Exercise description :: Copy out every line of the data where the word "down" is found.

====== Source material

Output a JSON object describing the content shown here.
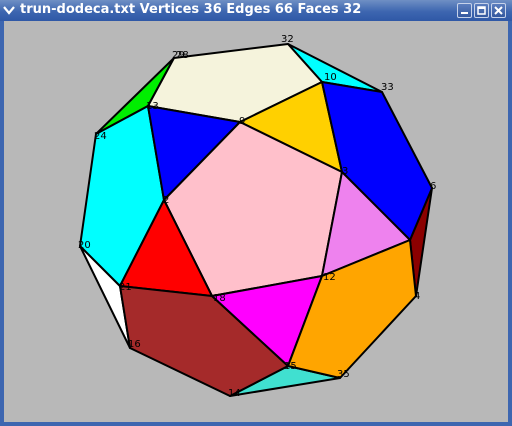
{
  "window": {
    "title": "trun-dodeca.txt  Vertices 36 Edges 66 Faces 32",
    "menu_icon": "chevron-down-icon",
    "buttons": {
      "minimize_icon": "minimize-icon",
      "maximize_icon": "maximize-icon",
      "close_icon": "close-icon"
    }
  },
  "polyhedron": {
    "vertex_labels": [
      "32",
      "29",
      "28",
      "10",
      "33",
      "13",
      "9",
      "24",
      "3",
      "6",
      "2",
      "20",
      "12",
      "21",
      "18",
      "4",
      "16",
      "15",
      "35",
      "14"
    ],
    "face_colors": {
      "cream": "#f5f3dc",
      "cyan": "#00ffff",
      "green": "#00ee00",
      "blue": "#0000ff",
      "gold": "#ffd000",
      "pink": "#ffc0cb",
      "violet": "#ee82ee",
      "red": "#ff0000",
      "dark_red": "#8b0000",
      "brown": "#a52a2a",
      "magenta": "#ff00ff",
      "orange": "#ffa500",
      "turquoise": "#40e0d0",
      "white": "#ffffff",
      "background": "#b8b8b8"
    }
  }
}
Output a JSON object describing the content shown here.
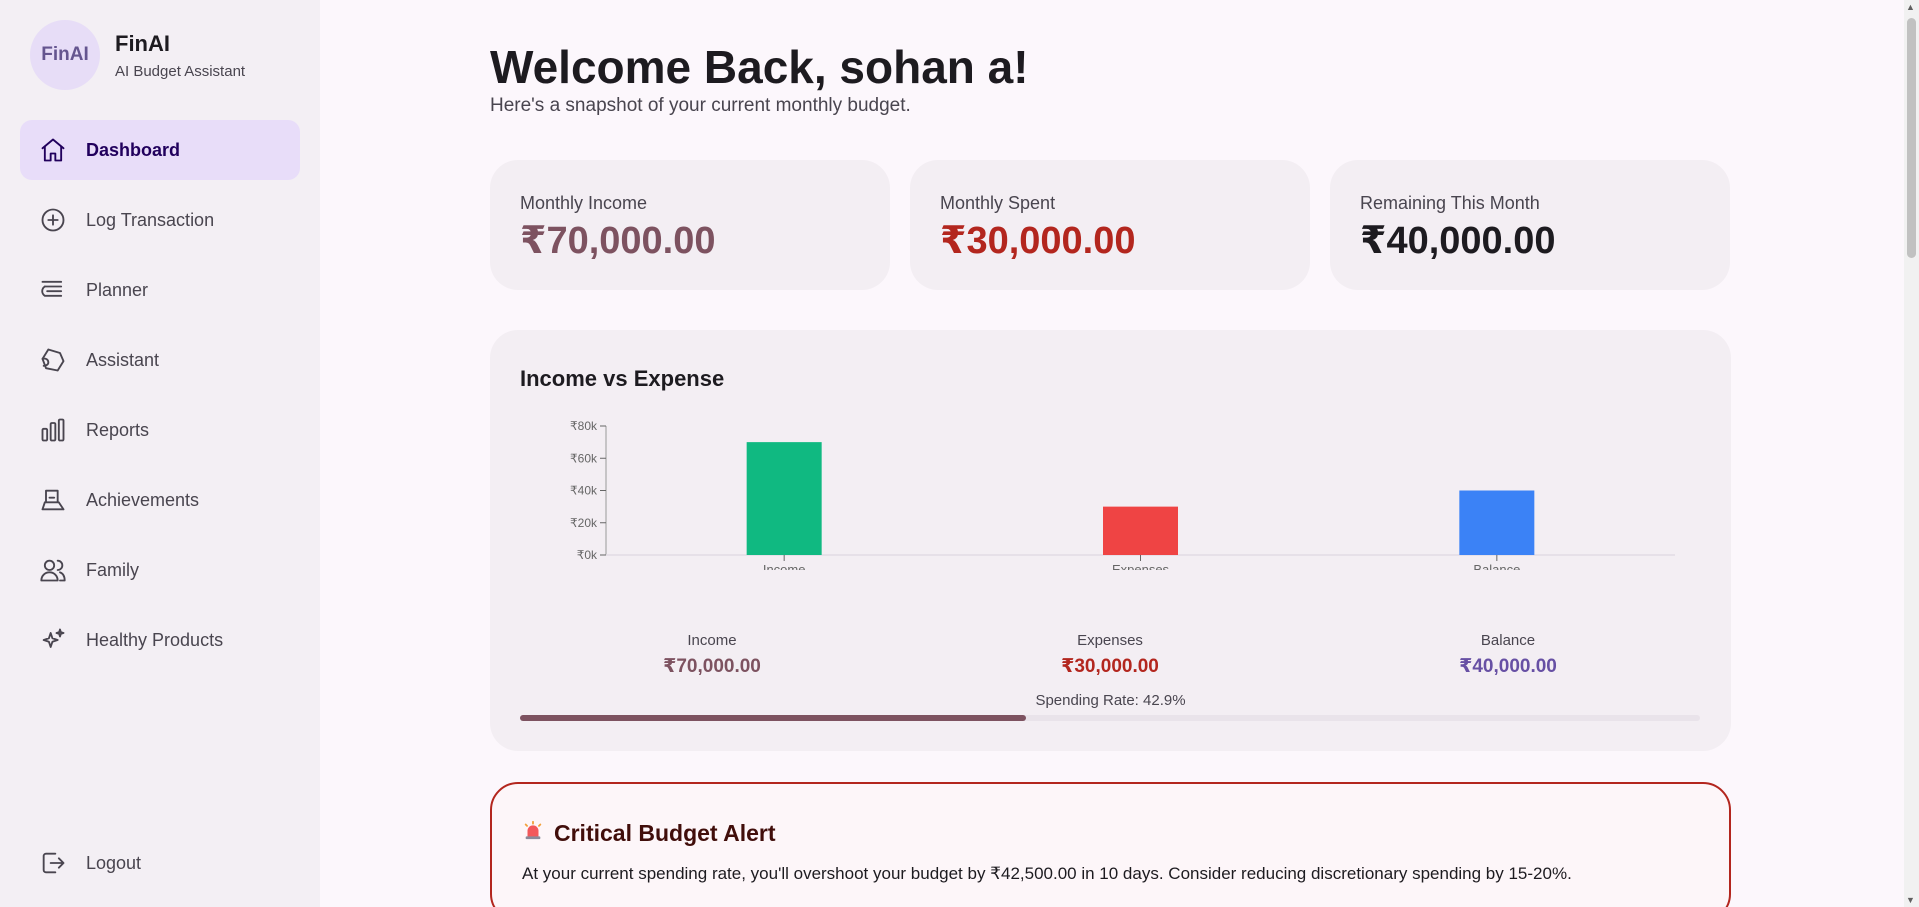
{
  "brand": {
    "logo": "FinAI",
    "name": "FinAI",
    "subtitle": "AI Budget Assistant"
  },
  "nav": {
    "items": [
      {
        "label": "Dashboard",
        "icon": "home-icon",
        "active": true
      },
      {
        "label": "Log Transaction",
        "icon": "plus-circle-icon"
      },
      {
        "label": "Planner",
        "icon": "planner-icon"
      },
      {
        "label": "Assistant",
        "icon": "assistant-icon"
      },
      {
        "label": "Reports",
        "icon": "bar-chart-icon"
      },
      {
        "label": "Achievements",
        "icon": "trophy-icon"
      },
      {
        "label": "Family",
        "icon": "family-icon"
      },
      {
        "label": "Healthy Products",
        "icon": "sparkle-icon"
      }
    ],
    "logout": {
      "label": "Logout",
      "icon": "logout-icon"
    }
  },
  "header": {
    "title": "Welcome Back, sohan a!",
    "subtitle": "Here's a snapshot of your current monthly budget."
  },
  "stats": {
    "income": {
      "label": "Monthly Income",
      "value": "₹70,000.00",
      "color": "#7d5260"
    },
    "spent": {
      "label": "Monthly Spent",
      "value": "₹30,000.00",
      "color": "#b3261e"
    },
    "remaining": {
      "label": "Remaining This Month",
      "value": "₹40,000.00",
      "color": "#1d1b20"
    }
  },
  "chart": {
    "title": "Income vs Expense",
    "summary": {
      "income": {
        "label": "Income",
        "value": "₹70,000.00"
      },
      "expenses": {
        "label": "Expenses",
        "value": "₹30,000.00"
      },
      "balance": {
        "label": "Balance",
        "value": "₹40,000.00"
      }
    },
    "spending_rate_text": "Spending Rate: 42.9%",
    "spending_rate": 0.429
  },
  "chart_data": {
    "type": "bar",
    "categories": [
      "Income",
      "Expenses",
      "Balance"
    ],
    "values": [
      70000,
      30000,
      40000
    ],
    "colors": [
      "#10b981",
      "#ef4444",
      "#3b82f6"
    ],
    "yticks": [
      "₹0k",
      "₹20k",
      "₹40k",
      "₹60k",
      "₹80k"
    ],
    "ylim": [
      0,
      80000
    ],
    "title": "",
    "xlabel": "",
    "ylabel": ""
  },
  "alert": {
    "icon": "siren-icon",
    "title": "Critical Budget Alert",
    "text": "At your current spending rate, you'll overshoot your budget by ₹42,500.00 in 10 days. Consider reducing discretionary spending by 15-20%."
  }
}
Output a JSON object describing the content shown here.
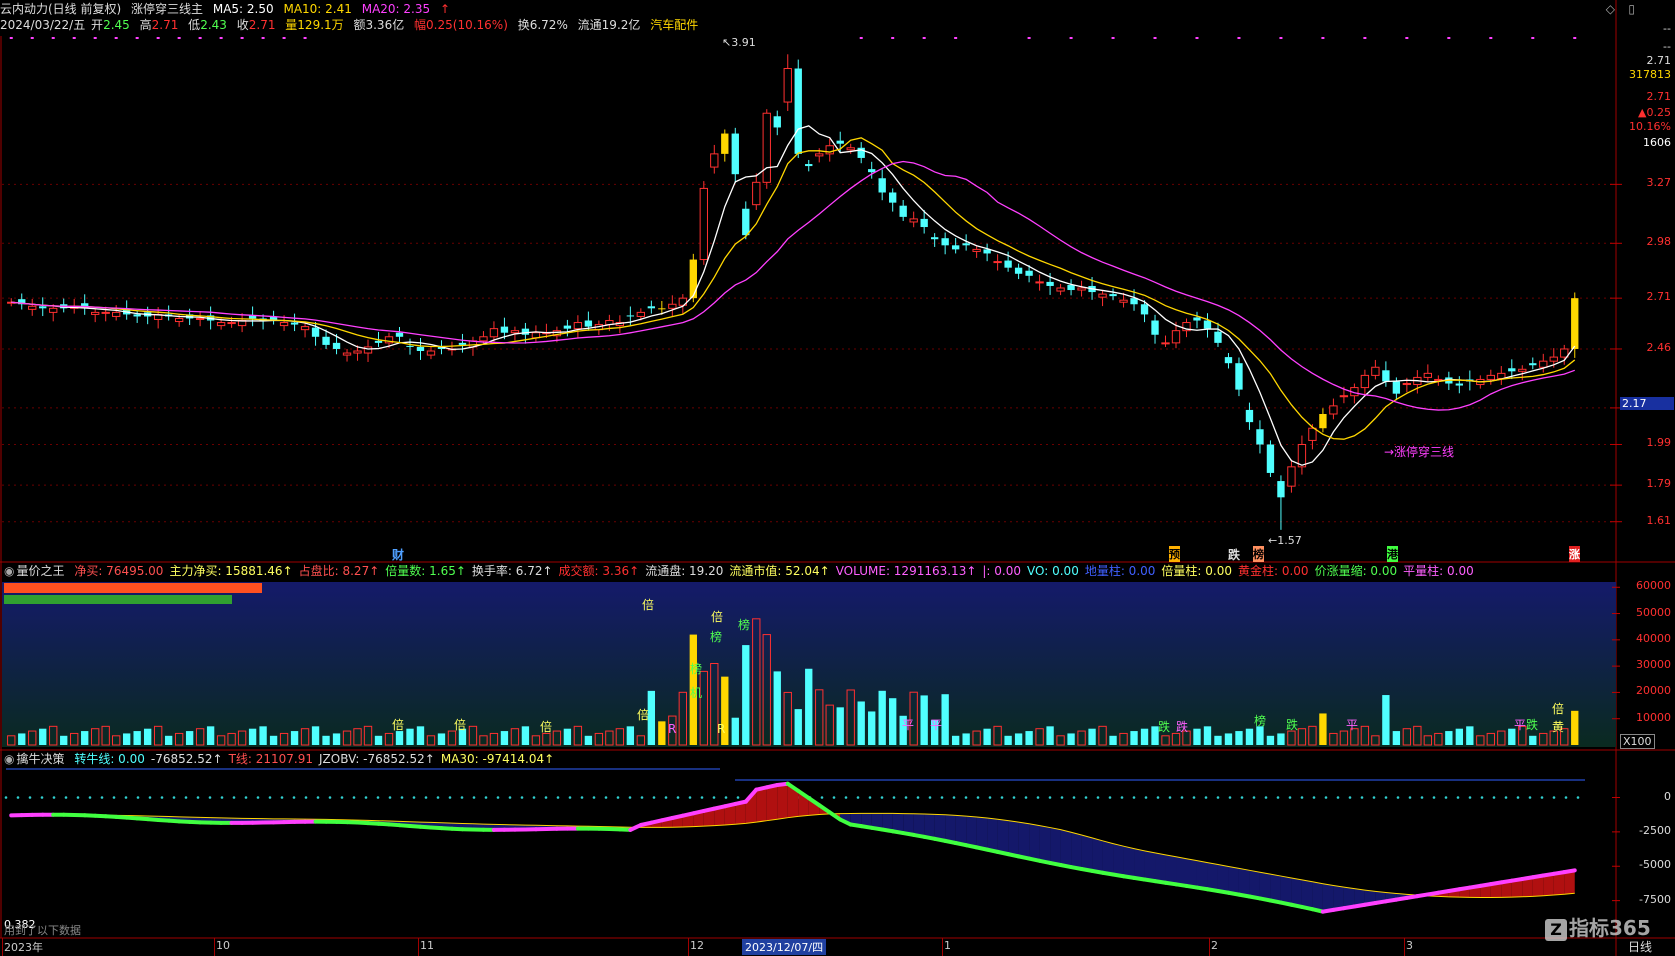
{
  "header": {
    "stock": "云内动力(日线 前复权)",
    "indicator": "涨停穿三线主",
    "ma5": "MA5: 2.50",
    "ma10": "MA10: 2.41",
    "ma20": "MA20: 2.35",
    "arrow": "↑"
  },
  "quote": {
    "date": "2024/03/22/五",
    "open_l": "开",
    "open": "2.45",
    "high_l": "高",
    "high": "2.71",
    "low_l": "低",
    "low": "2.43",
    "close_l": "收",
    "close": "2.71",
    "vol": "量129.1万",
    "amt": "额3.36亿",
    "chg": "幅0.25(10.16%)",
    "turn": "换6.72%",
    "float": "流通19.2亿",
    "sector": "汽车配件"
  },
  "right_axis_top": {
    "dash1": "--",
    "dash2": "--",
    "p1": "2.71",
    "p2": "317813",
    "p3": "2.71",
    "p4": "▲0.25",
    "p5": "10.16%",
    "p6": "1606"
  },
  "price_ticks": [
    "3.27",
    "2.98",
    "2.71",
    "2.46",
    "2.17",
    "1.99",
    "1.79",
    "1.61"
  ],
  "annotations": {
    "high": "3.91",
    "low": "1.57",
    "zt_label": "→涨停穿三线"
  },
  "signals": [
    "财",
    "预",
    "跌",
    "榜",
    "港",
    "涨"
  ],
  "vol_panel": {
    "title": "量价之王",
    "items": [
      {
        "t": "净买: 76495.00",
        "c": "#ff5050"
      },
      {
        "t": "主力净买: 15881.46↑",
        "c": "#ffff60"
      },
      {
        "t": "占盘比: 8.27↑",
        "c": "#ff5050"
      },
      {
        "t": "倍量数: 1.65↑",
        "c": "#50ff50"
      },
      {
        "t": "换手率: 6.72↑",
        "c": "#dddddd"
      },
      {
        "t": "成交额: 3.36↑",
        "c": "#ff3030"
      },
      {
        "t": "流通盘: 19.20",
        "c": "#dddddd"
      },
      {
        "t": "流通市值: 52.04↑",
        "c": "#ffff60"
      },
      {
        "t": "VOLUME: 1291163.13↑",
        "c": "#ff60ff"
      },
      {
        "t": "|: 0.00",
        "c": "#ff60ff"
      },
      {
        "t": "VO: 0.00",
        "c": "#50ffff"
      },
      {
        "t": "地量柱: 0.00",
        "c": "#4060ff"
      },
      {
        "t": "倍量柱: 0.00",
        "c": "#ffff60"
      },
      {
        "t": "黄金柱: 0.00",
        "c": "#ff3030"
      },
      {
        "t": "价涨量缩: 0.00",
        "c": "#50ff50"
      },
      {
        "t": "平量柱: 0.00",
        "c": "#ff60ff"
      }
    ],
    "ticks": [
      "60000",
      "50000",
      "40000",
      "30000",
      "20000",
      "10000"
    ],
    "unit": "X100",
    "marks": [
      "倍",
      "倍",
      "倍",
      "倍",
      "倍",
      "倍",
      "榜",
      "榜",
      "榜",
      "机",
      "R",
      "R",
      "平",
      "平",
      "跌",
      "跌",
      "榜",
      "跌",
      "平",
      "平",
      "跌",
      "倍",
      "黄"
    ]
  },
  "bull_panel": {
    "title": "擒牛决策",
    "items": [
      {
        "t": "转牛线: 0.00",
        "c": "#50ffff"
      },
      {
        "t": "-76852.52↑",
        "c": "#dddddd"
      },
      {
        "t": "T线: 21107.91",
        "c": "#ff5050"
      },
      {
        "t": "JZOBV: -76852.52↑",
        "c": "#dddddd"
      },
      {
        "t": "MA30: -97414.04↑",
        "c": "#ffff60"
      }
    ],
    "ticks": [
      "0",
      "-2500",
      "-5000",
      "-7500"
    ],
    "corner1": "0.382",
    "corner2": "用到了以下数据"
  },
  "date_axis": {
    "labels": [
      "2023年",
      "10",
      "11",
      "12",
      "1",
      "2",
      "3"
    ],
    "cursor": "2023/12/07/四",
    "period": "日线",
    "watermark": "指标365"
  },
  "colors": {
    "up": "#ff3030",
    "down": "#50ffff",
    "zt": "#ffd700",
    "ma5": "#ffffff",
    "ma10": "#ffd700",
    "ma20": "#ff40ff",
    "bull": "#40ff40",
    "bull2": "#ff40ff"
  },
  "chart_data": {
    "type": "candlestick",
    "closes": [
      2.69,
      2.68,
      2.67,
      2.66,
      2.66,
      2.66,
      2.67,
      2.66,
      2.64,
      2.64,
      2.64,
      2.63,
      2.62,
      2.62,
      2.63,
      2.62,
      2.61,
      2.61,
      2.61,
      2.6,
      2.59,
      2.59,
      2.6,
      2.61,
      2.6,
      2.6,
      2.59,
      2.58,
      2.57,
      2.52,
      2.48,
      2.46,
      2.44,
      2.45,
      2.47,
      2.49,
      2.52,
      2.52,
      2.47,
      2.45,
      2.45,
      2.46,
      2.46,
      2.48,
      2.5,
      2.52,
      2.56,
      2.54,
      2.55,
      2.53,
      2.54,
      2.54,
      2.55,
      2.56,
      2.59,
      2.57,
      2.58,
      2.6,
      2.59,
      2.62,
      2.64,
      2.66,
      2.66,
      2.68,
      2.71,
      2.9,
      3.25,
      3.42,
      3.52,
      3.32,
      3.02,
      3.28,
      3.62,
      3.55,
      3.84,
      3.42,
      3.36,
      3.42,
      3.46,
      3.47,
      3.45,
      3.4,
      3.33,
      3.23,
      3.18,
      3.11,
      3.1,
      3.06,
      3.0,
      2.97,
      2.95,
      2.97,
      2.95,
      2.93,
      2.89,
      2.86,
      2.83,
      2.82,
      2.79,
      2.77,
      2.76,
      2.75,
      2.76,
      2.74,
      2.73,
      2.72,
      2.7,
      2.68,
      2.63,
      2.53,
      2.49,
      2.55,
      2.59,
      2.6,
      2.56,
      2.49,
      2.39,
      2.26,
      2.1,
      1.99,
      1.85,
      1.73,
      1.88,
      1.99,
      2.07,
      2.14,
      2.18,
      2.23,
      2.27,
      2.33,
      2.37,
      2.3,
      2.24,
      2.29,
      2.32,
      2.34,
      2.31,
      2.29,
      2.28,
      2.3,
      2.31,
      2.33,
      2.34,
      2.35,
      2.36,
      2.38,
      2.4,
      2.42,
      2.46,
      2.71
    ],
    "high": 3.91,
    "low": 1.57,
    "zt_index": [
      62,
      65,
      68,
      125,
      149
    ],
    "ylim": [
      1.52,
      4.0
    ]
  }
}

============

Response to the task ::
    "menu_icon": "chevron-down-icon",
    "down": "#50ffff",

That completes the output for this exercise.